Read the full article here.

Saturday, July 26, 2008

Universities market sustainability to applicants

From the New York Times today (excerpt):
HIGHER education can’t resist a ranking: best college, best cafeteria, biggest endowment, biggest party school. It says something about what’s important on campus, then, that when the Princeton Review releases its annual guide to colleges this week, it will include a new metric: a “green rating,” giving points for things like “environmentally preferable food,” power from renewable sources and energy-efficient buildings.

Green is good for the planet, but also for a college’s public image. In a Princeton Review survey this year of 10,300 college applicants, 63 percent said that a college’s commitment to the environment could affect their decision to go there.

Grist Magazine, Forbes Magazine, the Princeton Review, and others are now ranking colleges and universities in part at least on "green" criteria. I wonder where UW-Madison will rank? I also wonder, how might libraries in all of these institutions contribute to a strong green score?

(Read the full article here.)

Tuesday, June 17, 2008

Carbon footprint of Web servers and clients

An interesting article in the New York Times today talks about the energy and carbon footprint of the nation's six thousand data centers and quarter-billion PCs:
Up to two thirds of the electricity consumed by a PC is wasted, meaning the machine is on but not in use, according to the Department of Energy. The research firm Gartner estimates that 40 percent of the all carbon dioxide emissions resulting from information technology and telecommunications is attributable to PC’s. Data center servers, by contrast, represent 23 percent, though growing rapidly. (The rest is attributable to telecoms and printers.)
The solution? Simple software to put these units in "sleep mode" or power them down when not in use. In other words, turning out the light when the room is empty — for the Internet age.
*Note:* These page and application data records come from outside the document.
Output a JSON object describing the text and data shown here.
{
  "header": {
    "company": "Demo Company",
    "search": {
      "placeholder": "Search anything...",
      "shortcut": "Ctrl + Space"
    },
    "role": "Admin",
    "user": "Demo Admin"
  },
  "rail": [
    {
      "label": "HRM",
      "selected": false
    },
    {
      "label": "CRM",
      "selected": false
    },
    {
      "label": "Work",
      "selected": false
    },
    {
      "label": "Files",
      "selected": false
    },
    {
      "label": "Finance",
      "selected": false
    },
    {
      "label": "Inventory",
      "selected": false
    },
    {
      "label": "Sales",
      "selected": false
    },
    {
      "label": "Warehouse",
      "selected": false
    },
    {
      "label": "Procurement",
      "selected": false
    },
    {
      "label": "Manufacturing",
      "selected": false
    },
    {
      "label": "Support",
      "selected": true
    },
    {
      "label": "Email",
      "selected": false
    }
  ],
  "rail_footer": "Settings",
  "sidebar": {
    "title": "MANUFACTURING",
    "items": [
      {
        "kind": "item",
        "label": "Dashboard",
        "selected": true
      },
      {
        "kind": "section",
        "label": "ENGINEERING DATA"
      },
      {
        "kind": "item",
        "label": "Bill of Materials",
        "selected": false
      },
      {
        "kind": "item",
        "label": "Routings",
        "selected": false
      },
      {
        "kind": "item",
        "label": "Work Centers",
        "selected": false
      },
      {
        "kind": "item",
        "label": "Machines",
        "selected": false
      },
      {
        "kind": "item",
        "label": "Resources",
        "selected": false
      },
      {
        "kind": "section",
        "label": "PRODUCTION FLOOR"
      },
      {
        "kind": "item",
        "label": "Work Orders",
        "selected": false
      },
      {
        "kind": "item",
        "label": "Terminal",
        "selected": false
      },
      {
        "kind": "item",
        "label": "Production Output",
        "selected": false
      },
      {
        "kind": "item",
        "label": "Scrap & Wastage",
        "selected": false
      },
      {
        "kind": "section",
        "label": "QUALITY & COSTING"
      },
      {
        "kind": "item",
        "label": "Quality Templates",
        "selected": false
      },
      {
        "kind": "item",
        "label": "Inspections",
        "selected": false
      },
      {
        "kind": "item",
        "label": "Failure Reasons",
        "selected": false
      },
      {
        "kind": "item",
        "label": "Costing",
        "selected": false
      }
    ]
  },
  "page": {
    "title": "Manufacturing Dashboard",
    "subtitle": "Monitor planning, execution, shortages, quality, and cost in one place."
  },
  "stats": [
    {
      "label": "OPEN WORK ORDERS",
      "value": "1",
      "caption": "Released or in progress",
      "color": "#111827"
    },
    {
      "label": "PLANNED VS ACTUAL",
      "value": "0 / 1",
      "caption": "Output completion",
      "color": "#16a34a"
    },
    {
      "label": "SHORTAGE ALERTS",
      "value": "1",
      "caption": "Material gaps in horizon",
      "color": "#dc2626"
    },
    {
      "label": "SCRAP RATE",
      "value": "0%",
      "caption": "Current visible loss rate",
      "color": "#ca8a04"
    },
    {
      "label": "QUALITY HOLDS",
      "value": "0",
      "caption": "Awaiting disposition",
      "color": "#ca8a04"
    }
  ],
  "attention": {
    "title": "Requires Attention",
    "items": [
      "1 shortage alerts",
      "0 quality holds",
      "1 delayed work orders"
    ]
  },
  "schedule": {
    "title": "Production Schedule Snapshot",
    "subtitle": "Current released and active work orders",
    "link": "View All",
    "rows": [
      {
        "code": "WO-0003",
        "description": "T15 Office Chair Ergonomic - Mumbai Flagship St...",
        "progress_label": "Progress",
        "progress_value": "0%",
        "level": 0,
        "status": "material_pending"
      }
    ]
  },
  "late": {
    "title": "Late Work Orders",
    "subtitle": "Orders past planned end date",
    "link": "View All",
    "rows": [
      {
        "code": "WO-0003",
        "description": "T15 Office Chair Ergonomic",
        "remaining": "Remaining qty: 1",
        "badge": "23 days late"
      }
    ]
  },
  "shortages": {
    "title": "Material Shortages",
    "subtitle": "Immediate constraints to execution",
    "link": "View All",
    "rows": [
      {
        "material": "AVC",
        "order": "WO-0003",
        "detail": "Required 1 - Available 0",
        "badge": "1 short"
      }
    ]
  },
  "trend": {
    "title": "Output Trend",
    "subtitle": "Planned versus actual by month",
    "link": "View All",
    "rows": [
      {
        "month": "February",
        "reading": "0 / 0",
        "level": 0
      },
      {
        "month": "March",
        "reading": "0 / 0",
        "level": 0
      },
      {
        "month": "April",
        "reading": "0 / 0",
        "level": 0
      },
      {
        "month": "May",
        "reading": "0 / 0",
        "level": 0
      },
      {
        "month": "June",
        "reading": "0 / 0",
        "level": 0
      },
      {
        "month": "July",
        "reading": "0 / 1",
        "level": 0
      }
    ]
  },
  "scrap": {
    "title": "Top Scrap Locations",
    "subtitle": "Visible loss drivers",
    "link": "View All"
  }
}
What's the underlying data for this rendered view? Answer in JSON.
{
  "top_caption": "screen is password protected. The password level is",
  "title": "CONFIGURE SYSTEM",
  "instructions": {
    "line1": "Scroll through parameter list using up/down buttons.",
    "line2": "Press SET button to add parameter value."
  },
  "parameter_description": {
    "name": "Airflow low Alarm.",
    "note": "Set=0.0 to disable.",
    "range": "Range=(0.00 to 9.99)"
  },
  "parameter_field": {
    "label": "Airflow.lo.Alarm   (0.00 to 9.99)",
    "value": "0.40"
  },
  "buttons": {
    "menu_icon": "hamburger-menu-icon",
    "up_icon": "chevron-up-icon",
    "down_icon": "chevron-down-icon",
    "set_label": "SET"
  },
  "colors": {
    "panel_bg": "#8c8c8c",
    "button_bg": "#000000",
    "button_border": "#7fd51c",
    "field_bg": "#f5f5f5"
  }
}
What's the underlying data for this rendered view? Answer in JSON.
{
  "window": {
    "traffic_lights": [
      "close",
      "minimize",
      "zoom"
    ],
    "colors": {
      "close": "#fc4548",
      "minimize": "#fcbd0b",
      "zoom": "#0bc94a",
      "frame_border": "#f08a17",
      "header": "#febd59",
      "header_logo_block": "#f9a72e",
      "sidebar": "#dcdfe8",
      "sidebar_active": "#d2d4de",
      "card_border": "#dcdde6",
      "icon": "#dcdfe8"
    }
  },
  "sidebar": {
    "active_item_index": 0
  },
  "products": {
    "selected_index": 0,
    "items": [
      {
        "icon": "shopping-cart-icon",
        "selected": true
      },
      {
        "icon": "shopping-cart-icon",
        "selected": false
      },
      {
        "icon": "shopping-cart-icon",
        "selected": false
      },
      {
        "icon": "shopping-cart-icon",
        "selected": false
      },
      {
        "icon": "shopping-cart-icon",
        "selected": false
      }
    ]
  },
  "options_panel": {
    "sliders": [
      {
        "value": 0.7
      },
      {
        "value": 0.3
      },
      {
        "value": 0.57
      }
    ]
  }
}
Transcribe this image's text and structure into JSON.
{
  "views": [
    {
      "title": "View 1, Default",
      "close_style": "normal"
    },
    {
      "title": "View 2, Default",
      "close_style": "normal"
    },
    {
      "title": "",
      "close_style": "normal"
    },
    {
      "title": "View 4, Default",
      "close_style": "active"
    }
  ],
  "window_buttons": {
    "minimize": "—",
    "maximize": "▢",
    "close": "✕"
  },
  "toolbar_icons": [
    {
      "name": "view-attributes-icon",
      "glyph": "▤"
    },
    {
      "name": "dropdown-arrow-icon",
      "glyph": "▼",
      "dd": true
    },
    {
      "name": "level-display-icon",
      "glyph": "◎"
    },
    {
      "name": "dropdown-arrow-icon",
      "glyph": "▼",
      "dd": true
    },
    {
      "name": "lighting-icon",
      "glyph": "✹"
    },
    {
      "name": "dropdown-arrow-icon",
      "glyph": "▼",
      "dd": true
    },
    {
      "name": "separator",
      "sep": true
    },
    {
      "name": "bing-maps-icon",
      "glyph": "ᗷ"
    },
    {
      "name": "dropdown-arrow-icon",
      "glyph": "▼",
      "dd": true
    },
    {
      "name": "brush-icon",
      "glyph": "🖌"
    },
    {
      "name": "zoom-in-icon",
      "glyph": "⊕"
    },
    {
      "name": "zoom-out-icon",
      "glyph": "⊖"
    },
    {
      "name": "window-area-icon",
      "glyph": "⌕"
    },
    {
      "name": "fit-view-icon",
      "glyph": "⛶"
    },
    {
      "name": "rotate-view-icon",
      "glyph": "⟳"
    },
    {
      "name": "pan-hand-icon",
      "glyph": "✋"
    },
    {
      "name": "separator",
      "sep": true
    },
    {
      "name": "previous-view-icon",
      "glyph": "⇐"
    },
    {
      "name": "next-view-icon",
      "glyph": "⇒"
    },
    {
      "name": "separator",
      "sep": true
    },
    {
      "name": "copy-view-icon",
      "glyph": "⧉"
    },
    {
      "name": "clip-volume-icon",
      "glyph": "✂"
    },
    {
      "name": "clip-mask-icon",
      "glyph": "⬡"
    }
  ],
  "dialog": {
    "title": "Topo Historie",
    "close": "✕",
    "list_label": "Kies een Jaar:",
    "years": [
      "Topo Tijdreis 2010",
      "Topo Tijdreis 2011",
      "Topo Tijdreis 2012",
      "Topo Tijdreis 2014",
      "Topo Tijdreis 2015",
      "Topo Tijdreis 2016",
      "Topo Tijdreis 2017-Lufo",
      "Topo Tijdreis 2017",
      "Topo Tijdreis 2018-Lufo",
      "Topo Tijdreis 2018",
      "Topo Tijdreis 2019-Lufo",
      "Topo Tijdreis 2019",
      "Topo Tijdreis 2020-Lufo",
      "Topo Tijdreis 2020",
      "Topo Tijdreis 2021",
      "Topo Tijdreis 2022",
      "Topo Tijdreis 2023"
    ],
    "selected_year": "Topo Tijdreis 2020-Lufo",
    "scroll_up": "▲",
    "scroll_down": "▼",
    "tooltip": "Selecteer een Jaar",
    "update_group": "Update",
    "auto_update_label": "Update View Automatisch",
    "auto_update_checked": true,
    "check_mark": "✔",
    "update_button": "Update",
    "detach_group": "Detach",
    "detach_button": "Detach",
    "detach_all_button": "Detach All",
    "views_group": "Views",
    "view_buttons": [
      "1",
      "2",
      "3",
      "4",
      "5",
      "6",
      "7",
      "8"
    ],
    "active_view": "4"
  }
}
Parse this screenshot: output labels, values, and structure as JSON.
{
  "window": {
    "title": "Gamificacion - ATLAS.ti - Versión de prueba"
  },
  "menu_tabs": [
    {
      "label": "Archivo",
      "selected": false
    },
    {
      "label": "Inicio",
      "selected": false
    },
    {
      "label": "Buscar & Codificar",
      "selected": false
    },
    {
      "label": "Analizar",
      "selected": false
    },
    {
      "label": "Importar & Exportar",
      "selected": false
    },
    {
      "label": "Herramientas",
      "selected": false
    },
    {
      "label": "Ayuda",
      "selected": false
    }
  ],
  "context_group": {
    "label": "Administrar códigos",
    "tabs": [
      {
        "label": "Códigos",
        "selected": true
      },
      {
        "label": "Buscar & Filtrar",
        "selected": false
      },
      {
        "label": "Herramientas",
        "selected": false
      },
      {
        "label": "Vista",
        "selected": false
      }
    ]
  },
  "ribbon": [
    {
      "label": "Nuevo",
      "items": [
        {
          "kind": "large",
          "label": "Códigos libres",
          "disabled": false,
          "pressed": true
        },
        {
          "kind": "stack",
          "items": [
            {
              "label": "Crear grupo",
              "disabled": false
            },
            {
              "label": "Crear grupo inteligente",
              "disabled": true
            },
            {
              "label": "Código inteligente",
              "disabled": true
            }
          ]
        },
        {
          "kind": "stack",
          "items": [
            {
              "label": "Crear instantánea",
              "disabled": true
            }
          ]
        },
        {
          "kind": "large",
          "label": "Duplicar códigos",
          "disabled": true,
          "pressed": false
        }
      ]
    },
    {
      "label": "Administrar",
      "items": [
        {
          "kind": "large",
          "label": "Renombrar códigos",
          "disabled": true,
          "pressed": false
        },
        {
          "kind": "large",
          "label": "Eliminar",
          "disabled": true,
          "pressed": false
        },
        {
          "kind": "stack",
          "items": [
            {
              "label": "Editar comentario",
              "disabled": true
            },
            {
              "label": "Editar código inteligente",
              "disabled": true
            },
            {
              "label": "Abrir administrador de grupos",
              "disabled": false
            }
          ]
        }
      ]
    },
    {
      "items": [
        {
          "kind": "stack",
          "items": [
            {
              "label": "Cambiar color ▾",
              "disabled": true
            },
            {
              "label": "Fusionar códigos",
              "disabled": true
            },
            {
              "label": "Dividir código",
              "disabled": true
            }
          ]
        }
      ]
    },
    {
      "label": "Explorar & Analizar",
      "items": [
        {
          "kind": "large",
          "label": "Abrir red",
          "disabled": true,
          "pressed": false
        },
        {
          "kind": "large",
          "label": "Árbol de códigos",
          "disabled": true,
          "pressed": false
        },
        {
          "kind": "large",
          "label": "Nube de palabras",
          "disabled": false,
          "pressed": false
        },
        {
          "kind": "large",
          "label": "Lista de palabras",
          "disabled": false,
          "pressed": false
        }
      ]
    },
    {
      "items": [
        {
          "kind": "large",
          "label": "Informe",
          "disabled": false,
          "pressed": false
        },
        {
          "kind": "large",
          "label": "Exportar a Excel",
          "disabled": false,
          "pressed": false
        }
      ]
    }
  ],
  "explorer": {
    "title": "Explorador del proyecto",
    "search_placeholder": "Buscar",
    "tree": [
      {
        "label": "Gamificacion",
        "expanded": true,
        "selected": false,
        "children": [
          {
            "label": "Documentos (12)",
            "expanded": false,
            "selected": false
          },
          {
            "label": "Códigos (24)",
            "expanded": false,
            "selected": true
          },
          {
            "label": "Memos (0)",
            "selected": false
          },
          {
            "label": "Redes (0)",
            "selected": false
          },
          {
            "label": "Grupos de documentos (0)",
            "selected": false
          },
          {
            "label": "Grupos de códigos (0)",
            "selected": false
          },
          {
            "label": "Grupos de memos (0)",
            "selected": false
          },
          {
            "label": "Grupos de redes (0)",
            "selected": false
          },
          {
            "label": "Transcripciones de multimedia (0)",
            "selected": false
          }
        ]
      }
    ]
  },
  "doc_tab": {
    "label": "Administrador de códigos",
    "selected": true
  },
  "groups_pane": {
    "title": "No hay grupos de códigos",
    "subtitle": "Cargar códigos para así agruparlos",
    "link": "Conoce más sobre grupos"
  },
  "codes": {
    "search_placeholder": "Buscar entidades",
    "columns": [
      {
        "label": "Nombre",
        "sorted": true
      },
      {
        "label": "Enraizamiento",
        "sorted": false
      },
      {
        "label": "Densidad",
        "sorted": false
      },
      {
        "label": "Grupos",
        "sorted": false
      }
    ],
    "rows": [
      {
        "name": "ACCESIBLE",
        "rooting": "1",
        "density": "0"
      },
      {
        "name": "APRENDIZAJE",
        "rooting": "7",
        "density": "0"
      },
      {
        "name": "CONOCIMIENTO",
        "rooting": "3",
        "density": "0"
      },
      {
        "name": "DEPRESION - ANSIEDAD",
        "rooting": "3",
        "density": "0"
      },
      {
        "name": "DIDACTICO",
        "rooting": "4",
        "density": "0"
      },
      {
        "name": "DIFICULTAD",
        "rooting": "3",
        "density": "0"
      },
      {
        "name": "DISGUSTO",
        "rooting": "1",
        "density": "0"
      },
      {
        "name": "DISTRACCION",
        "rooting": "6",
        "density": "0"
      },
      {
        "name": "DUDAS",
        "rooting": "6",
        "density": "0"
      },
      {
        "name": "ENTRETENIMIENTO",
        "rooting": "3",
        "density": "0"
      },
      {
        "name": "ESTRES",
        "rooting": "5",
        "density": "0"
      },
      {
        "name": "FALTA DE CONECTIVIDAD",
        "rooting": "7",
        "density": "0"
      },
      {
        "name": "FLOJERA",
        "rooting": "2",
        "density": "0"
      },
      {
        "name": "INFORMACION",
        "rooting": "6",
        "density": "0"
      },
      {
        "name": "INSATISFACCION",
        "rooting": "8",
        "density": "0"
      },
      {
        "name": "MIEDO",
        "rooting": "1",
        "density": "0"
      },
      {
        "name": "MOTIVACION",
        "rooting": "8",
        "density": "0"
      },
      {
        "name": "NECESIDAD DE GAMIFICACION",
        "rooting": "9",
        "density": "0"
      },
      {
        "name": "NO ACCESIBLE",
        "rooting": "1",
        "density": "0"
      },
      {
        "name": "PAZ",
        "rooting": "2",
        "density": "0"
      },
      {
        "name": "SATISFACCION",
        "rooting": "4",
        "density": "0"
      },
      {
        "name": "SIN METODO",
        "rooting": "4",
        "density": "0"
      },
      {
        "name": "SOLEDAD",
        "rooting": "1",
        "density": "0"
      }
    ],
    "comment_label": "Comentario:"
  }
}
Tuesday, April 22, 2008

Earth Day

Earth Day was founded in 1970 by U.S. Senator Gaylord Nelson, of Wisconsin. At the University of Wisconsin, the Nelson Institute coordinates research and outreach activities designed to provide information and increase our knowledge about issues of sustainability and the environment. See the Nelson Institute's website at for information about today's events.

Wednesday, March 26, 2008

American Assocation of Public Health Agencies Sees Climate Change as a Threat to Public Health

This year the American Assocation of Public Health Agencies has chosen to focus on climate change. For National Public Health Week (April 7-13, 2008), APHA has issued a downloadable toolkit and informational brochure, both available at

Information professionals can help spread awareness of this public health initiative!

Monday, February 18, 2008

Announcement: UW Gaia Project

The UW-Madison has started a new project of faculty and staff "learning-action communities" around climate change and sustainability issues: the Gaia Project. Here's the description:

The UW Gaia Project is an action-learning community for faculty and academic staff who are concerned about issues related to sustainability and global climate change. The Project offers participants the opportunity to learn about these critical issues and to take action on a personal, professional, campus, and community levels to address them.

Learning/Action groups are planned with a variety of different emphases within the area of sustainability and energy issues. The topics given below received the highest levels of interest in the initial survey. While they have substantial overlap, this range is intended to allow participants to meet with other UW community members with similar interests. Depending on enrollment and scheduling constraints, there may be more than one group in particular areas. In addition, small special-interest groups may spin off from many of these as participant interest dictates

Visit their web site for details on these learning-action groups which are forming now.

Sunday, January 27, 2008

Focus the Nation

A countrywide Focus the Nation event will take place on Jan 30-31. It is described at

It is a major effort involving over 1400 universities, colleges, schools and other groups to focus political attention on the overarching problem of industrial society in the 21st century : Global Warming.

You can see Chancellor Wiley's statement at